• blog 2012 10 10 graco childrens products recalls 89000 child high chairs over reports of falls

Eating should never be a dangerous experience for an infant. Messy, sure, but not dangerous. That’s why new parents spend a significant amount of money in “baby-proofing” their homes, from padding on the sharp corners of coffee tables to adding locks on the lower cabinets in the kitchen to tying back the cords on window blinds. With those extra efforts for safety, consumers often become accustomed to the idea that baby items that are manufactured and sold with a child’s safety in mind should be the least of their worries. Don’t get too comfortable, parents.

Atlanta-based Graco Children’s Products, Inc. has announced the recall of more than 89,000 wooden high chairs in the U.S. and Canada, according to the U.S. Consumer Product Safety Commission. Sold between September 2007 and December 2010, the Graco Classic Wood Highchairs have been responsible for at least 58 reports of defective seats that could become loose or even detach from the base. As of this announcement, Graco has received reports of children falling as a result of this defect, and while the extent of injuries among American children has been mild bumps or bruises, one Canadian child has suffered a concussion.

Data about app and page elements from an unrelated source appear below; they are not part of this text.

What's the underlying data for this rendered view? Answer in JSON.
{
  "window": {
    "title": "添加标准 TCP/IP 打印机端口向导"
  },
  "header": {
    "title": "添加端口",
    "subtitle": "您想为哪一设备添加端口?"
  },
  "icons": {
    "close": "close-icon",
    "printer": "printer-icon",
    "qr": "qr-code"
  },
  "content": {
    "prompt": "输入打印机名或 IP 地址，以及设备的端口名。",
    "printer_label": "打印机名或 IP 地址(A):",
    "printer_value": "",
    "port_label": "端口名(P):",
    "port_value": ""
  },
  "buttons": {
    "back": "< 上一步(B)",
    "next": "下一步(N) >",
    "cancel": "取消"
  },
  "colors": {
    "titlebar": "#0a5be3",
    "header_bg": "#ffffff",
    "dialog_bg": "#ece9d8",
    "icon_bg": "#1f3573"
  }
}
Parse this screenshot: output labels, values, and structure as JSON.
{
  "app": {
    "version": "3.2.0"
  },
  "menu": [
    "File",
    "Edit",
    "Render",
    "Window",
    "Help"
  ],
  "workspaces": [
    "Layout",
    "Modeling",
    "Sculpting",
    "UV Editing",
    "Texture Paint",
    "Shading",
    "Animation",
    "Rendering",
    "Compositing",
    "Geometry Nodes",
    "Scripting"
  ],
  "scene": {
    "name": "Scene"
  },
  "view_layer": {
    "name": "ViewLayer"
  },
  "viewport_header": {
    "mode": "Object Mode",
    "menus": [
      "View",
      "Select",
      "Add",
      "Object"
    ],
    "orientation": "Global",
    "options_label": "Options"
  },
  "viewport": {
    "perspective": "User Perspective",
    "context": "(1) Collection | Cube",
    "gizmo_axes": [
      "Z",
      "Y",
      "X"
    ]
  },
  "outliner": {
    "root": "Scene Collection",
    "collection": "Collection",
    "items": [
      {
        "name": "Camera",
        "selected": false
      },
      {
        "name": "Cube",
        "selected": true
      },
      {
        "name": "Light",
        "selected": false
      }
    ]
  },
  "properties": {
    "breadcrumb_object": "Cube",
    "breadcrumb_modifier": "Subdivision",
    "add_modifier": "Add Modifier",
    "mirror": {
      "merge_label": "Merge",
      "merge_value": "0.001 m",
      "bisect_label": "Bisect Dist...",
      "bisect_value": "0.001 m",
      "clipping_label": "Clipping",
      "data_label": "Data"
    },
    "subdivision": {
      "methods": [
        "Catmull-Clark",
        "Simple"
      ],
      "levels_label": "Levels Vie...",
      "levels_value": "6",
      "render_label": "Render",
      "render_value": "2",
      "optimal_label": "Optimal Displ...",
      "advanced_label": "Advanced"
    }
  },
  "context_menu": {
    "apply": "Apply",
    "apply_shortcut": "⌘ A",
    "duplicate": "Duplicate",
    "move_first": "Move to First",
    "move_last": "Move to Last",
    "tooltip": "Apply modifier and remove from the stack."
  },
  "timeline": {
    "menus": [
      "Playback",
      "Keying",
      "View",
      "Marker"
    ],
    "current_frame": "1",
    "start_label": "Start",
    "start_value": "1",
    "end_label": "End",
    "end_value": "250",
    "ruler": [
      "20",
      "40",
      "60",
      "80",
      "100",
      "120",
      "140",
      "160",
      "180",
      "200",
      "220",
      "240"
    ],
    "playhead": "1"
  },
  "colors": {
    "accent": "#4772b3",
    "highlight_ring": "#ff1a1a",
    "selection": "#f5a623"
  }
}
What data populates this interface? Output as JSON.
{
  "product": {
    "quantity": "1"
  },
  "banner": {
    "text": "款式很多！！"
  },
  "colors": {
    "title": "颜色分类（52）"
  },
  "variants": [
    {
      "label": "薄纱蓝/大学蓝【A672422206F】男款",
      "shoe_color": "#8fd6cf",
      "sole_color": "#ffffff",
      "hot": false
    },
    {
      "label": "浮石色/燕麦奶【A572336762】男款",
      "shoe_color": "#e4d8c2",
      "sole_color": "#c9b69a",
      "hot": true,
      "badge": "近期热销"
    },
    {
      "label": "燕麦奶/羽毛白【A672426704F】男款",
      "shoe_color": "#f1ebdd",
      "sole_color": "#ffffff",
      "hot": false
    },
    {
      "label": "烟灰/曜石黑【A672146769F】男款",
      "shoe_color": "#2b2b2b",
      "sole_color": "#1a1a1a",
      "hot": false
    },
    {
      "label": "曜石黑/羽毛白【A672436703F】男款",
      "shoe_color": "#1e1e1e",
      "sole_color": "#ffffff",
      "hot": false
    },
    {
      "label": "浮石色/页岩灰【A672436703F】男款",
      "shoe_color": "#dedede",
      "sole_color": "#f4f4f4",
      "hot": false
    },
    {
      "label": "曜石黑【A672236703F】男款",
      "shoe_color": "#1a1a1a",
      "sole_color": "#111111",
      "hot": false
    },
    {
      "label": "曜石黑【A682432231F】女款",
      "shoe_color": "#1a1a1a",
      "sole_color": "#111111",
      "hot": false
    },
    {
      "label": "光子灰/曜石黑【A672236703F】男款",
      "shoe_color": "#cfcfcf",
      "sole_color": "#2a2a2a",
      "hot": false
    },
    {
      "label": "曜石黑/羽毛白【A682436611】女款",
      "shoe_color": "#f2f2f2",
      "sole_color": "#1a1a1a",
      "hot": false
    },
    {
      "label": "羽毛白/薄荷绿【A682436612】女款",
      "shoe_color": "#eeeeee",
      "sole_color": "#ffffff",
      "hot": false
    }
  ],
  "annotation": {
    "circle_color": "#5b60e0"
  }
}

Consumers could have purchased these seats for $130 at a number of major retailers, including Babies R Us, Burlington Coat Factory, Target and Walmart. The affected model numbers are 3C00BPN, 3C00BPN TC, 3C00CHY, 3C00CHY TC, 3C00CPO and 3C00CPO TC, and the number can be located on a tag applied to the bottom of the chair. Graco has urged anyone who has purchased and is using one of these chairs to stop immediately and contact the company at (800) 345-4109 to order a free repair kit.

Falls continue to be the number one cause for injuries to children under the age of 5 in the home, and according to the Centers for Disease Control, more than 8,000 children are treated in emergency rooms each day in the U.S. That’s more than 2.8 million kids per year that are affected and hurt by preventable injuries, which should remind parents that there are no shortcuts in safety, even a company’s product guarantee.